From the GoSL side, the members of the delegation were the State Minister of Finance, Osman Sahardid and Mr Ibrahim Siyad, the General Manger of HWA and Prof Hassan Ali Osman, the General Manager of RDA.  The donors were represented by officials from UK Department of International Development (DFID) and Danish International Development Agency (DANIDA) and the Kingdom of the Netherlands. The Embassy of Norway sent their apologies.  

 On behalf of the SDF donors, Pauline Seenan, Head of Economic and Human Development Team at the HWA pipes yard said that: “We are happy to confirm the arrival of the pipes in Hargeisa and appreciate the amount of work that was involved in importing them from China, clearing them through Berbera and finally bringing them to Hargeisa. We look forward to coming back and turn on the taps of increased water in Hargeisa city”.  After visiting the RDA offices and laboratories, Pauline said that “It is very nice to be in here and to see the results of combination of two years of work. The SDF is really focused on infrastructure and particularly on roads. We have got two roads and a bridge rehabilitated. It is also good to see all of this equipment which will help in ensuring sustained quality of roads in Somaliland. It is indeed good to see all the SDF work coming together finally and the tax payers money being well spent”

Speaking for the government of Somaliland at both sites (RDA and HWA), the State Minister of Finance, Osman Sahardid said that that ‘’ It is apparent to everybody the progress made in the roads sector specifically the rehabilitation of Lafaruk- Berbera Road, Kalabaydh – Dila road and now the laboratory equipment which will bring a lot of benefits including testing of road construction materials for the benefits of our roads in Somaliland.  The water upgrading project for Hargeisa is similarly helpful in contributing to provision of adequate accessible water to Hargeisa residents. On behalf of the Government of Somaliland and its people, I would like to thank the government and people of UK, Denmark, Norway and the Netherlands for their contributing to the Somaliland Development Fund and making all this happen”.

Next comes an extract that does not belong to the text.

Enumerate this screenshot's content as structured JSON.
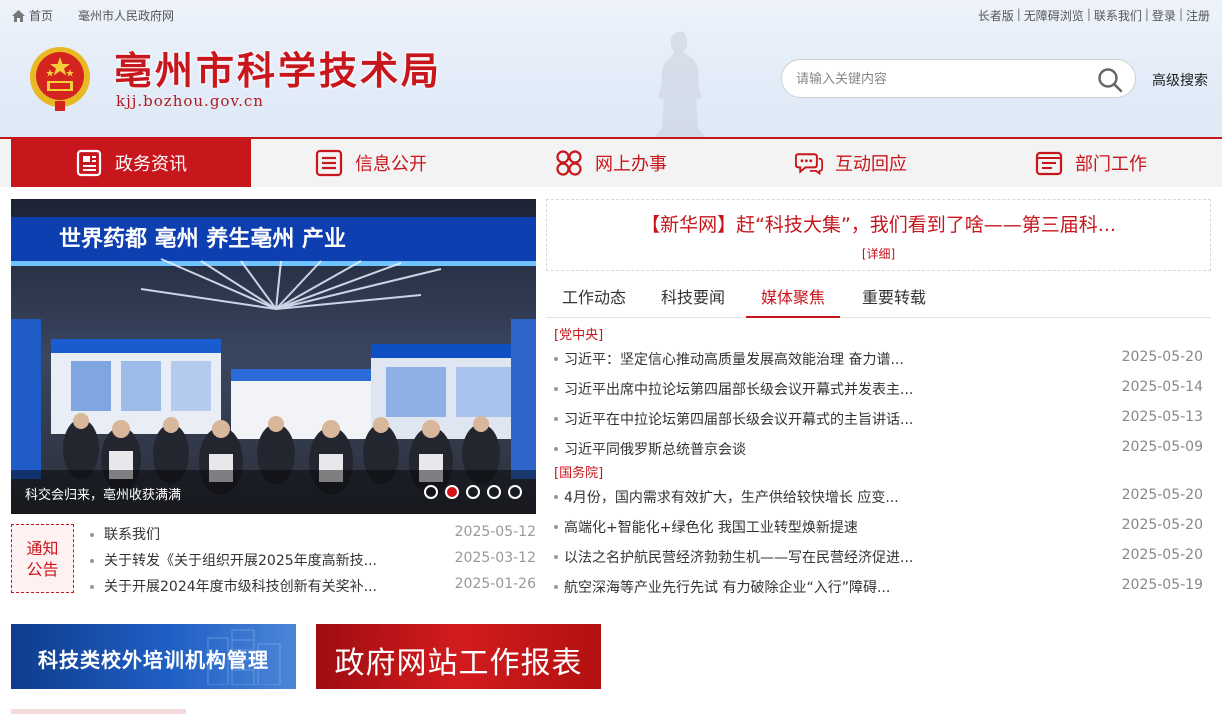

SDF has allocated USD 9,928,630 to RDA for roads rehabilitation in Somaliland; namely, the rehabilitation of Lafaruk-Berbera-Sheikh and Kalabaydh-Dilla roads. A portion of this amount was utilised for procurement of the laboratory equipment which are meant to increase RDA capacity for testing of road construction materials (for earth works and Asphalt) for quality control and assurance purposes in both new construction and rehabilitations.

Similarly, the SDF allocated USD 9,503,000 for the upgrading and extension of the Hargeisa Water Supply System; namely the procurement of pipes for the 23 KM of pipeline mains from the Geed Deeble Pumping Station to the Hargeisa Chinese Reservoir, the drilling of 3 boreholes in Hora Hadley, the installation of 6.8km of new pipework between the Hora Haadley and Ged Deeble well fields, the establishment of a small-scale water supply system for Dar-es-Salaam village, and the supply of ductile iron pipes for the upgrading of the Ged Deeble wellfield collector system which connects the new and existing boreholes to the pumping station. These activities are implemented by UN-Habitat. The above stated allocation is also funding the construction of Ayaha 1&2 Settlement Water Supply which is implemented by Terre Solidali.

SDF is a 4- year fund designed to support the Government of Somaliland (GoSL) in filling critical gaps that are fully aligned to the National Development Plan (NDP). The SDF is currently funded by the UK’s Department for International Development (DFID), the Danish International Development Agency (DANIDA) and the Governments of Norway and The Netherlands.